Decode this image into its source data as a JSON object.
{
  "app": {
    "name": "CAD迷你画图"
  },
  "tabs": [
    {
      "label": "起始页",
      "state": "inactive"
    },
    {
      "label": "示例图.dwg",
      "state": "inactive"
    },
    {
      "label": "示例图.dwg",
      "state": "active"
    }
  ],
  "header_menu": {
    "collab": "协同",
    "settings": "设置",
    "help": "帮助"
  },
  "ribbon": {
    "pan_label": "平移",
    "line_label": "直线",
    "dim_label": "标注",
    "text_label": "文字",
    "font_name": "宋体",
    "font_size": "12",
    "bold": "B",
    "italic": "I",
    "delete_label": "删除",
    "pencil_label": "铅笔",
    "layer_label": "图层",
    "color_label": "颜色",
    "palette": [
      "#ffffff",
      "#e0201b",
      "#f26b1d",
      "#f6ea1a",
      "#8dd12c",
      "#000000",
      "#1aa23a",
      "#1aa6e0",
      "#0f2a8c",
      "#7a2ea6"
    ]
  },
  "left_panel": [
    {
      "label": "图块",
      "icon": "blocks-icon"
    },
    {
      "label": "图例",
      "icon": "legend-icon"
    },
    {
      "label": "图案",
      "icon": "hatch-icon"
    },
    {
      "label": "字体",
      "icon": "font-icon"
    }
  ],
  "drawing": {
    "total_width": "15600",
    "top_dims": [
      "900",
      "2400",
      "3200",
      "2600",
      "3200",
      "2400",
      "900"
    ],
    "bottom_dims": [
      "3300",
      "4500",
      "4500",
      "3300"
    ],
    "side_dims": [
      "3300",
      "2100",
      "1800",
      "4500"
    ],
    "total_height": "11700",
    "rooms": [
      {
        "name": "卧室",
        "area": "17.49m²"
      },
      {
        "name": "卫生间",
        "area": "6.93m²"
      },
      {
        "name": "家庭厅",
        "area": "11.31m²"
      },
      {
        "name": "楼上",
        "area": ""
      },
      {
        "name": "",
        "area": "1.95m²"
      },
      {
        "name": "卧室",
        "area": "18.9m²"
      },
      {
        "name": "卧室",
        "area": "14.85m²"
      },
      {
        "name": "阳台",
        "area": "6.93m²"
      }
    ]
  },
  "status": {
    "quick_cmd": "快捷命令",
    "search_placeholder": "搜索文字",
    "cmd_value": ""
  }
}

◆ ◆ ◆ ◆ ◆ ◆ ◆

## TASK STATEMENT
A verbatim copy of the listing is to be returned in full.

## TASK OUTPUT
Decode this image into its source data as a JSON object.
{
  "app": {
    "name": "CAD迷你画图"
  },
  "tabs": [
    {
      "label": "起始页",
      "state": "inactive"
    },
    {
      "label": "示例图.dwg",
      "state": "inactive"
    },
    {
      "label": "示例图.dwg",
      "state": "active"
    }
  ],
  "header_menu": {
    "collab": "协同",
    "settings": "设置",
    "help": "帮助"
  },
  "ribbon": {
    "pan_label": "平移",
    "line_label": "直线",
    "dim_label": "标注",
    "text_label": "文字",
    "font_name": "宋体",
    "font_size": "12",
    "bold": "B",
    "italic": "I",
    "delete_label": "删除",
    "pencil_label": "铅笔",
    "layer_label": "图层",
    "color_label": "颜色",
    "palette": [
      "#ffffff",
      "#e0201b",
      "#f26b1d",
      "#f6ea1a",
      "#8dd12c",
      "#000000",
      "#1aa23a",
      "#1aa6e0",
      "#0f2a8c",
      "#7a2ea6"
    ]
  },
  "left_panel": [
    {
      "label": "图块",
      "icon": "blocks-icon"
    },
    {
      "label": "图例",
      "icon": "legend-icon"
    },
    {
      "label": "图案",
      "icon": "hatch-icon"
    },
    {
      "label": "字体",
      "icon": "font-icon"
    }
  ],
  "drawing": {
    "total_width": "15600",
    "top_dims": [
      "900",
      "2400",
      "3200",
      "2600",
      "3200",
      "2400",
      "900"
    ],
    "bottom_dims": [
      "3300",
      "4500",
      "4500",
      "3300"
    ],
    "side_dims": [
      "3300",
      "2100",
      "1800",
      "4500"
    ],
    "total_height": "11700",
    "rooms": [
      {
        "name": "卧室",
        "area": "17.49m²"
      },
      {
        "name": "卫生间",
        "area": "6.93m²"
      },
      {
        "name": "家庭厅",
        "area": "11.31m²"
      },
      {
        "name": "楼上",
        "area": ""
      },
      {
        "name": "",
        "area": "1.95m²"
      },
      {
        "name": "卧室",
        "area": "18.9m²"
      },
      {
        "name": "卧室",
        "area": "14.85m²"
      },
      {
        "name": "阳台",
        "area": "6.93m²"
      }
    ]
  },
  "status": {
    "quick_cmd": "快捷命令",
    "search_placeholder": "搜索文字",
    "cmd_value": ""
  }
}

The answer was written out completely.